 one year ago

satellite73 Group TitleBest ResponseYou've already chosen the best response.0
i guess my idea of a second degree polynomial is too prosaic. you probably did that first anyway
 one year ago

satellite73 Group TitleBest ResponseYou've already chosen the best response.0
maybe change it to "find the most arcane sequences whose first three terms are ..."
 one year ago

amistre64 Group TitleBest ResponseYou've already chosen the best response.3
i did .... and my second original idea was:\[a_{n+1}=a{n}*a_{n1}~:~a_1=2, a_2=3\]
 one year ago

satellite73 Group TitleBest ResponseYou've already chosen the best response.0
that is a good one
 one year ago

amistre64 Group TitleBest ResponseYou've already chosen the best response.3
if by arcane you mean deviously clever ... i agree
 one year ago

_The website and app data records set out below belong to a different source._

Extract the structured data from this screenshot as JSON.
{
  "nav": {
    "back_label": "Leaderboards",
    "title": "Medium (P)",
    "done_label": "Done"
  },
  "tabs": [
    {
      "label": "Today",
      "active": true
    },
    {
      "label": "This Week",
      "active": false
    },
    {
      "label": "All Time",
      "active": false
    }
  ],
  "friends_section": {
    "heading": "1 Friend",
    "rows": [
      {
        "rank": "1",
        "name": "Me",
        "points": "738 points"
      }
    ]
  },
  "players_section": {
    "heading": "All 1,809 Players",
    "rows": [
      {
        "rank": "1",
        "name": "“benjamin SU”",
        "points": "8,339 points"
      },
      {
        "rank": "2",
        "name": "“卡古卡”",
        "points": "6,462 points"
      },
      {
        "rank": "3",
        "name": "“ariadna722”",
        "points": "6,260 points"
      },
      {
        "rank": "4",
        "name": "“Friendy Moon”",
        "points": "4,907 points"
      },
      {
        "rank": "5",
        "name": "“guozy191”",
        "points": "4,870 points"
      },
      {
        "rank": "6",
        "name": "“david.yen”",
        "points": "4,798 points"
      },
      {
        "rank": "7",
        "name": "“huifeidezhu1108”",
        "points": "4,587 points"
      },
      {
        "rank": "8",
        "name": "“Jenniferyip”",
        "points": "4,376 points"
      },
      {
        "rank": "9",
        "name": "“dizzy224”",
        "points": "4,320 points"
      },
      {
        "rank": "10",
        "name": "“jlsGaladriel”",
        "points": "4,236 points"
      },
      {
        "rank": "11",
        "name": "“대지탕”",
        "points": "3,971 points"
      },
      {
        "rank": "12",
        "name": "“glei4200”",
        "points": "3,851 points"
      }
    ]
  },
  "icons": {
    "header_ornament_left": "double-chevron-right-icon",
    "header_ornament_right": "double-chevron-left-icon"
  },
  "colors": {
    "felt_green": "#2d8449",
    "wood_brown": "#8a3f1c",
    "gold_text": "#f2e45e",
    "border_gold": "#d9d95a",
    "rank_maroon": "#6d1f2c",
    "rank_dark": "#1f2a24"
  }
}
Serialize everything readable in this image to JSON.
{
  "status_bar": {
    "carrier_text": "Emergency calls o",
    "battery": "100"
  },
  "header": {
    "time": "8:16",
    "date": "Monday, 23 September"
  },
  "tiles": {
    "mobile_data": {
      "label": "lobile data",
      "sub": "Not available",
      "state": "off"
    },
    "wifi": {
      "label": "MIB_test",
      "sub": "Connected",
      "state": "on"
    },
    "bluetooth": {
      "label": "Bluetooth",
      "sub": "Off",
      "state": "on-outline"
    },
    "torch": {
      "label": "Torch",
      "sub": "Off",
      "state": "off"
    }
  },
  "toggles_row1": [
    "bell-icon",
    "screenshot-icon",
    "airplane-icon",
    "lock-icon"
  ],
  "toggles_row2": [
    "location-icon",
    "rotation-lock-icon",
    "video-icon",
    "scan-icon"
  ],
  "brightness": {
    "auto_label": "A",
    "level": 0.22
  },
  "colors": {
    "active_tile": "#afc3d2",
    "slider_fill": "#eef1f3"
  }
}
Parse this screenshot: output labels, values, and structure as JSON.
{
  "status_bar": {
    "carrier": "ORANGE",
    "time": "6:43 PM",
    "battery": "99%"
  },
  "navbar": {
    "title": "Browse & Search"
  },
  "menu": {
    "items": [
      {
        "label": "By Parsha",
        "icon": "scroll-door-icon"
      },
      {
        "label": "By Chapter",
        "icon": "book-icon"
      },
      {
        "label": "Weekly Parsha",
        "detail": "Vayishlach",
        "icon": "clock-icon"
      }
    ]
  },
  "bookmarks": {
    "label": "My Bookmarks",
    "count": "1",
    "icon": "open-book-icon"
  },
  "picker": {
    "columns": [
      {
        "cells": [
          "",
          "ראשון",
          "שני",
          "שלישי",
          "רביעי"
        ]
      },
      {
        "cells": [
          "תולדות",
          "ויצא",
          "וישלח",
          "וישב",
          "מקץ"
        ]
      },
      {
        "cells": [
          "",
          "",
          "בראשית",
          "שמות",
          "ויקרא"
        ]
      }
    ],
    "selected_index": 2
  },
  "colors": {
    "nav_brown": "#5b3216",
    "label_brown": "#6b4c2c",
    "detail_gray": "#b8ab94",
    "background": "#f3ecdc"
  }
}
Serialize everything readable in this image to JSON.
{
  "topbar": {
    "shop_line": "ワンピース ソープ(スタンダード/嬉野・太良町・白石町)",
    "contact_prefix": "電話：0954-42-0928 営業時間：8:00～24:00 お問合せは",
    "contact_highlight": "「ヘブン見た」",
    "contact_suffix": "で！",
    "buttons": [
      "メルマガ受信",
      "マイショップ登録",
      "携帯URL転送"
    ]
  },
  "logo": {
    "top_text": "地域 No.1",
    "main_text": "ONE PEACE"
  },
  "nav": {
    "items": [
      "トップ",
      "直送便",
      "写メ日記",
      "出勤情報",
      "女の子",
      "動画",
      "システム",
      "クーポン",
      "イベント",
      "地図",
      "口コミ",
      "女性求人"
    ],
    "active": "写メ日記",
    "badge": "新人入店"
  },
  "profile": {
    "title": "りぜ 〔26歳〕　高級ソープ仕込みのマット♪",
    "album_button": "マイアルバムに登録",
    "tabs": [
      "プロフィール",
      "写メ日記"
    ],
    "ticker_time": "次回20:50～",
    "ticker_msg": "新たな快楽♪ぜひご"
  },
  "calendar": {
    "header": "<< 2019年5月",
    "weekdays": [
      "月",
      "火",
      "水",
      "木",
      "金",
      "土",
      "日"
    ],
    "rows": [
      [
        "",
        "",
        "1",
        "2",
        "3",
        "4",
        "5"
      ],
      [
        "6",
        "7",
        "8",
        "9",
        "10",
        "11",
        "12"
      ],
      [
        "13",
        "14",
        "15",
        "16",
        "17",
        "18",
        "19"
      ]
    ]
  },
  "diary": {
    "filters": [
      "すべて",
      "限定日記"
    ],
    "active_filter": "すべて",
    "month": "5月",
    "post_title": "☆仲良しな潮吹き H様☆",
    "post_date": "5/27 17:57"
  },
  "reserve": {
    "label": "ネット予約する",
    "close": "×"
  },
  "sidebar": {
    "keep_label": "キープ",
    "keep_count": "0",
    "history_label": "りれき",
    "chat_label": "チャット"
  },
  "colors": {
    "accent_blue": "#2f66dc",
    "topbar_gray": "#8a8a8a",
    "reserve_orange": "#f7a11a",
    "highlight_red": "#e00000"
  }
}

satellite73 Group TitleBest ResponseYou've already chosen the best response.0
i really meant "off the wall" not arcane
 one year ago

amistre64 Group TitleBest ResponseYou've already chosen the best response.3
i wonder what the math teachers gonna give me as a grade on the homework this year; or if shell even read it
 one year ago

satellite73 Group TitleBest ResponseYou've already chosen the best response.0
you will get a gold star for cleverness
 one year ago

amistre64 Group TitleBest ResponseYou've already chosen the best response.3
i gotta hobble over to physics and 2 other classes for awhile; yall try not to break stuff while im gone
 one year ago

UnkleRhaukus Group TitleBest ResponseYou've already chosen the best response.0
\[\large{s_n=2n\frac n4\left(1+(1)^n\right)}\] \[s_1=2\frac 14\left(1+(1)^1\right)=20=2\] \[s_2=2\times2\frac 24\left(1+(1)^2\right)=4\frac12(2)=3\] \[s_3=2\times3\frac 34\left(1+(1)^3\right)=60=6\]
 one year ago

satellite73 Group TitleBest ResponseYou've already chosen the best response.0
\[a_n=(1)^{n}n^2\cos(\pi n)+(1)^{n+1}2\cos(\pi n)+(1)^n3\cos(\pi n)\]
 one year ago

eliassaab Group TitleBest ResponseYou've already chosen the best response.0
Why is interesting? I do not know. Here is my simple contribution. \[ a_1=2\\ a_2=3\\ a_n=a_{n1}a_{n2},\quad n>2 \] \[ a_1=2\\ a_2=3\\ a_n=a_{n1}+a_{n2}+1,\quad n>2 \] \[ a_1=2\\ a_2=3\\ a_n=a_{n1}a_{n2}+5,\quad n>2 \]
 one year ago

eliassaab Group TitleBest ResponseYou've already chosen the best response.0
Here are two more. You can have infinite such rules. \[ a_1=2\\ a_2=3\\ a_n=2 a_{n1} ,\quad n>2 \] \[ a_1=2\\ a_2=3\\ a_n=3 a_{n2} ,\quad n>2 \]
 one year ago

amistre64 Group TitleBest ResponseYou've already chosen the best response.3
the question was so bland that i figured id see if there were more interesting ways to develop a sequence that began with the given digits.
 one year ago

amistre64 Group TitleBest ResponseYou've already chosen the best response.3
if my teacher insists that i have to do the homework for a grade .... im at least going to try to get some fun out of it :)
 one year ago

Herp_Derp Group TitleBest ResponseYou've already chosen the best response.1
\[a_n=\Pi (n)\Gamma (n) +2\] \(\Pi (n)=n!\) and \(\Gamma (n) =(n1)!\) but it just looks so much cooler that way.
 one year ago

amistre64 Group TitleBest ResponseYou've already chosen the best response.3
lol, awesome
 one year ago

Herp_Derp Group TitleBest ResponseYou've already chosen the best response.1
This one is just... idk \[\large a_n=\left\lfloor\sqrt[n]{n+\Big\lfloor e^{\frac{1}{2}n^2}\Big\rfloor}\right\rfloor +\left\lfloor\int_0^n \frac{\frac{1}{2}xe^{\sqrt{x}}}{\sin (x)}\,\text{d}x\right\rfloor\]
 one year ago
See more questions >>>
Your question is ready. Sign up for free to start getting answers.
spraguer
(Moderator)
5
→ View Detailed Profile
is replying to Can someone tell me what button the professor is hitting...
23
 Teamwork 19 Teammate
 Problem Solving 19 Hero
 Engagement 19 Mad Hatter
 You have blocked this person.
 ✔ You're a fan Checking fan status...
Thanks for being so helpful in mathematics. If you are getting quality help, make sure you spread the word about OpenStudy.